PAISLEY, Scotland -- What started as a perfect day for Jennifer Jones ended with a great deal of hand-wringing on the part of the Canadians.
The Winnipeg skip shot 100% in Team Canada's 11-1 victory over China yesterday morning at the world women's curling championship but had little left to offer in the evening when the team got thumped 10-5 by Sweden.
At the end of the day, the Canadians found themselves starting to lag behind the leaders, having suffered their second blowout loss in as many days and still looking baffled by the inconsistent ice conditions.
"It definitely had a lot of ups and downs," Jones said of Day 3 at the Lagoon Leisure Centre. "We played well (yesterday) morning, came out flat (last night) and gave up a bad three in the first end and didn't really bounce back.

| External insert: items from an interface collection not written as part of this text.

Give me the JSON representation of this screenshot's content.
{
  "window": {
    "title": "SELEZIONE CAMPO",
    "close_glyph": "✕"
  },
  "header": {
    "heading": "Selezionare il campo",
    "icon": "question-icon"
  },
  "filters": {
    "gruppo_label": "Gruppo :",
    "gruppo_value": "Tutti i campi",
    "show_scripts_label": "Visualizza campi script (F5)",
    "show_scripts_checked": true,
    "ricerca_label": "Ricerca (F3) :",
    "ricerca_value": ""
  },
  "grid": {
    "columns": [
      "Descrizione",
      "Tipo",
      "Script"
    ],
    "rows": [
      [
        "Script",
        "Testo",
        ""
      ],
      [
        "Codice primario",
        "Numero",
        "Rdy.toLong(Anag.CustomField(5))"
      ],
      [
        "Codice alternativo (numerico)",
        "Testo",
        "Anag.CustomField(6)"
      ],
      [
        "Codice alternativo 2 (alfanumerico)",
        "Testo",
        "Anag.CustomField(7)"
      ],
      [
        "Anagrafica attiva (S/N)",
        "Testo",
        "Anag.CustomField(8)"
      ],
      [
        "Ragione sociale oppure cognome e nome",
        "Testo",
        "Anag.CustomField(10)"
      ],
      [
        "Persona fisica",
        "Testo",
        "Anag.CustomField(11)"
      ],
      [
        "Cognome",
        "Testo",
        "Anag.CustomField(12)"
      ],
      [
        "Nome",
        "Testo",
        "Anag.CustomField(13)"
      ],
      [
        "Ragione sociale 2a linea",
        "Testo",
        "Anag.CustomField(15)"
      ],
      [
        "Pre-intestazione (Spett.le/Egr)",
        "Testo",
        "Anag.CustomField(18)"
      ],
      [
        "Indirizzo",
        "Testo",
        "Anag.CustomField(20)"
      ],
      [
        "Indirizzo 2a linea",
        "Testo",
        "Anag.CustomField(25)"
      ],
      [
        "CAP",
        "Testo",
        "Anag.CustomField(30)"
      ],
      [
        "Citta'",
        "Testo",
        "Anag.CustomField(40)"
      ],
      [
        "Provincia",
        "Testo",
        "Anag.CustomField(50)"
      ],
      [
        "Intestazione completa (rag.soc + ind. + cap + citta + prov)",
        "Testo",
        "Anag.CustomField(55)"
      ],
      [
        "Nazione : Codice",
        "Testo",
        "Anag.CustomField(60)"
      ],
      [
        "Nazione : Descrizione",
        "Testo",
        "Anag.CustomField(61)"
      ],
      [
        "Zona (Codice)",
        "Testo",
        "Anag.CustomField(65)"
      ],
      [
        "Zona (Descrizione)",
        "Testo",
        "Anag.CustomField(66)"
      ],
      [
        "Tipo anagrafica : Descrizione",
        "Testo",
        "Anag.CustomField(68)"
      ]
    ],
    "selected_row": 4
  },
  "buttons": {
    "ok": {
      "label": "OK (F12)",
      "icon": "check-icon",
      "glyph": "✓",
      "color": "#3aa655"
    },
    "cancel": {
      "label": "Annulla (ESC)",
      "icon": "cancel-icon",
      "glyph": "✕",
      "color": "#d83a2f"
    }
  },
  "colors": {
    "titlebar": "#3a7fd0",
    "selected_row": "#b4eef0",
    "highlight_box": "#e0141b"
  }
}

"We'll have to have a big day (today)."
Canada now sits fourth in the standings with a 4-2 record. The United States (Cassie Johnson) is first at 6-0, Sweden (Anette Norberg) is second at 5-0 and Norway (Dordi Nordby) is third at 5-1.
Despite the big win over China -- an also-ran at best in this field -- Canada didn't look much like a world championship contender. They were badly outclassed by Sweden and still have games against the United States and Norway to come.

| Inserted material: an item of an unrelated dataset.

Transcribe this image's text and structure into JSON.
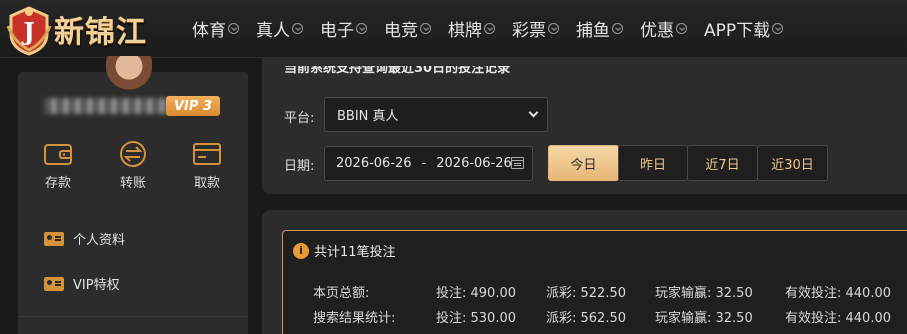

"We're going to have to play better, but we'll get there," said Jones, who is supported by Cathy Overton-Clapham, Jill Officer and Cathy Gauthier. "I can guarantee it."
Jones shot just 46% against Sweden, while Norberg shot 83%, and the Canadians had difficulty getting any rocks to move on a sheet of ice that is straighter than some of the others in the arena.
"Bad ice is definitely an equalizer but no excuses, we just have to play better and that's the bottom line," Jones said. "The ice is inconsistent and it's like you are playing a new bonspiel every game, so it's hard to be consistent out there, but we have to do it."
The United States beat Japan 12-1 and Russia 5-4 yesterday to take over top spot, while the Swedes also topped China 7-6. Norway had an 8-7 win over Scotland and a 9-2 victory over Finland.
All of those teams appeared to be heating up as the playoffs approach, but Canada seems as likely to put in a stinker as a gem every time out.
"It's frustrating as a team that works so hard at the game to come here and find it so hard to play well," Gauthier said. "(Last night) there was no excuse. We struggled with weight, we struggled with throwing the rock well, we struggled with where the broom should be, and at the end of the day the other team made a whole lot more shots than we did, and they won."
Canada has a good chance to get back on track today with games against Japan and Denmark.